_What to do_
If a line below contains the string "value", return that line.

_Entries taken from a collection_
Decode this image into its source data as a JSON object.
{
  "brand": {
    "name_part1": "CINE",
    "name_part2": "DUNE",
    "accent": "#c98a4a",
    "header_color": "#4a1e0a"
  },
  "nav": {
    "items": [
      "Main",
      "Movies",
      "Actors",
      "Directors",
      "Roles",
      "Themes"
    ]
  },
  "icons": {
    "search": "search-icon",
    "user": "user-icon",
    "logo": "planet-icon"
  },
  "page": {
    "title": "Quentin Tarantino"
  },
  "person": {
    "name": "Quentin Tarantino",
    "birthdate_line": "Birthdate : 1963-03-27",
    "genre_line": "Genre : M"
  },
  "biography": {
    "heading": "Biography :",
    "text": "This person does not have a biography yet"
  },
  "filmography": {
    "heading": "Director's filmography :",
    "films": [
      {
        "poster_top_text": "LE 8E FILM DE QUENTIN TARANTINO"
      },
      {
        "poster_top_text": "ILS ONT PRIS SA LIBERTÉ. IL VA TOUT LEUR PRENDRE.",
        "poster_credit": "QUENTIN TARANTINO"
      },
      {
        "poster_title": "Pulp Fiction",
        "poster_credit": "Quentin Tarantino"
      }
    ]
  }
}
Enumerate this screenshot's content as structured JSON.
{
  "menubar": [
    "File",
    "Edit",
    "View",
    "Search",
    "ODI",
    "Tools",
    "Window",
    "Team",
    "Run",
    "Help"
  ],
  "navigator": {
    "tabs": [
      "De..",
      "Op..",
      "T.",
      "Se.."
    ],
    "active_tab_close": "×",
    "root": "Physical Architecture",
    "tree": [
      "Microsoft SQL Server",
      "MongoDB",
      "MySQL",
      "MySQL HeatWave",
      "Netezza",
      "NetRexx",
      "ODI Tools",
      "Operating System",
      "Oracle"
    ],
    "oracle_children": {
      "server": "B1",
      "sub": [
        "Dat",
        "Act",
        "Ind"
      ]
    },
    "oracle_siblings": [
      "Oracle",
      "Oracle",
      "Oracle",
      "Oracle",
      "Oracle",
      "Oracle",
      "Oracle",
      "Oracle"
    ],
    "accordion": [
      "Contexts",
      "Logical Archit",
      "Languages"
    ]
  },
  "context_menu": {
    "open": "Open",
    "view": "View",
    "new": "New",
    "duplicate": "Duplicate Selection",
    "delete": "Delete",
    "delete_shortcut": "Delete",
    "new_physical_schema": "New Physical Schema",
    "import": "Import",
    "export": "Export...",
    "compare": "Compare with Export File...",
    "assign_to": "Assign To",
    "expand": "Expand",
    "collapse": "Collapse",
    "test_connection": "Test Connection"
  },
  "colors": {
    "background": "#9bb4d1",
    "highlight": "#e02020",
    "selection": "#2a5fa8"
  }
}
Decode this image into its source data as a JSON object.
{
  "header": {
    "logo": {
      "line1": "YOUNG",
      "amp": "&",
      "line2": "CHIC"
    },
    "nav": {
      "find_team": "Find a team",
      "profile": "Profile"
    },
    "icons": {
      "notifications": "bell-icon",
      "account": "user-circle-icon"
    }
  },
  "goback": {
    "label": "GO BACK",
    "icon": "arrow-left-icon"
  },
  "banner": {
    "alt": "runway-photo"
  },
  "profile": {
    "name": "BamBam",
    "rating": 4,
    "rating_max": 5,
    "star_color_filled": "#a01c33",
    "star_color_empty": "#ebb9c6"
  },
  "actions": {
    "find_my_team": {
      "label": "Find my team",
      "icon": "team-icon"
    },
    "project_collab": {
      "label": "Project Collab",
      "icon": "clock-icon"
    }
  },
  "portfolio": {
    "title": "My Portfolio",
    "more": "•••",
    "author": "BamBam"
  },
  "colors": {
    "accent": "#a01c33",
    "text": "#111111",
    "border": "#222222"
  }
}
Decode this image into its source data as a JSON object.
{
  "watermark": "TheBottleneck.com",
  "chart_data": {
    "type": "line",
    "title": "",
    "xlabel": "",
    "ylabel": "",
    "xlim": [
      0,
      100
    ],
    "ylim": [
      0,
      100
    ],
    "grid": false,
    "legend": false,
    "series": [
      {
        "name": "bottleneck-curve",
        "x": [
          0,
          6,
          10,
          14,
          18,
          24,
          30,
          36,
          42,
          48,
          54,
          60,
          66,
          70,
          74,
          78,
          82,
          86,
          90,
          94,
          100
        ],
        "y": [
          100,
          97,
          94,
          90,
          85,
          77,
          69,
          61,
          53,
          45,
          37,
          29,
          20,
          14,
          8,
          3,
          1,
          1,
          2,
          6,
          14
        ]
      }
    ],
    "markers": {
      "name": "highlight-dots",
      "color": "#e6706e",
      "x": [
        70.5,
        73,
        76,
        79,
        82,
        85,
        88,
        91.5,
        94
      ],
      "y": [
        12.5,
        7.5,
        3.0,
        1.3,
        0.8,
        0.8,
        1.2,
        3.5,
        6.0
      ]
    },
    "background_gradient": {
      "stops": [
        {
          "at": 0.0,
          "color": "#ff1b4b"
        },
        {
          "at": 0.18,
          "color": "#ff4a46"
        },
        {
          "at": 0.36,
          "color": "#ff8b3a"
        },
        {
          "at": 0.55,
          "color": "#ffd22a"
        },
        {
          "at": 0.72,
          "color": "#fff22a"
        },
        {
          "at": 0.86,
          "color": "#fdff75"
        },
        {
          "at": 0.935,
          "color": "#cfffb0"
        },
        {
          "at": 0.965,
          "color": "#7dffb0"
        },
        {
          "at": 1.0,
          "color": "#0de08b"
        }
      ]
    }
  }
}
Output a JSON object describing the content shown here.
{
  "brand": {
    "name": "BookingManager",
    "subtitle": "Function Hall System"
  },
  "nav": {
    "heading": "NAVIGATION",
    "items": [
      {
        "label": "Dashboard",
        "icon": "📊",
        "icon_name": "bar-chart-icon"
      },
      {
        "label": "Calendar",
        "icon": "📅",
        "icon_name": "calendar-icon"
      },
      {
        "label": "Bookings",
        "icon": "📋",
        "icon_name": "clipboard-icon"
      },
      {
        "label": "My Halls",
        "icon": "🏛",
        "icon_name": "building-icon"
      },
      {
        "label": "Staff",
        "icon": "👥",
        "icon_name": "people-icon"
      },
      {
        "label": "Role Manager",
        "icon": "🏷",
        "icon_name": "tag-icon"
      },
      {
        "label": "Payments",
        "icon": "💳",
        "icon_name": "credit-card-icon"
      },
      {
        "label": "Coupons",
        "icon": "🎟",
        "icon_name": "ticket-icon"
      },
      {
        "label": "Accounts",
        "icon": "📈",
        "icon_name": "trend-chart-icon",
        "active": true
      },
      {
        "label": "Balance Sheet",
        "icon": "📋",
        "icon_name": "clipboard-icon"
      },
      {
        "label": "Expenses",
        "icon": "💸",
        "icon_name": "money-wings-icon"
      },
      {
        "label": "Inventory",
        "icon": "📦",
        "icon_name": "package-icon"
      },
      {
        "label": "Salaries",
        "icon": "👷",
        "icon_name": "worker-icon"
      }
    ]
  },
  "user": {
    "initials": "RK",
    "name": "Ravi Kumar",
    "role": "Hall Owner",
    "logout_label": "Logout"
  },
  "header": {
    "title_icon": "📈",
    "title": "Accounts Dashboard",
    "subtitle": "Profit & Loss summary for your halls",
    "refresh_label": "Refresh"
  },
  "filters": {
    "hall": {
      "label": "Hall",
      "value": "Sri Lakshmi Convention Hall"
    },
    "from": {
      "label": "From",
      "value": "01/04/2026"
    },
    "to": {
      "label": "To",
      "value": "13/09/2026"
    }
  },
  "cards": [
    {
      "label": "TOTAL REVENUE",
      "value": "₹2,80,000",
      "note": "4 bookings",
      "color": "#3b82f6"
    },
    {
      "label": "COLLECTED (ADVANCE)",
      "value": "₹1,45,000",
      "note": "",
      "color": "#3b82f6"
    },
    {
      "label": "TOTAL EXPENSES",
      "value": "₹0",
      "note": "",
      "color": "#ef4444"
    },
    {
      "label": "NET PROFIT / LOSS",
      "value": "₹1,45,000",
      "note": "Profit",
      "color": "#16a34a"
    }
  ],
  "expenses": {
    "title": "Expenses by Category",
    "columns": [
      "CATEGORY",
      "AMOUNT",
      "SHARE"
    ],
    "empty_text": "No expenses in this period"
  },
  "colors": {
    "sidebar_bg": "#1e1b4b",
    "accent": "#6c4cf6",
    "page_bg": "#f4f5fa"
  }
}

_Answer box_
      "value": "Sri Lakshmi Convention Hall"
      "value": "01/04/2026"
      "value": "13/09/2026"
      "value": "₹2,80,000",
      "value": "₹1,45,000",
      "value": "₹0",
      "value": "₹1,45,000",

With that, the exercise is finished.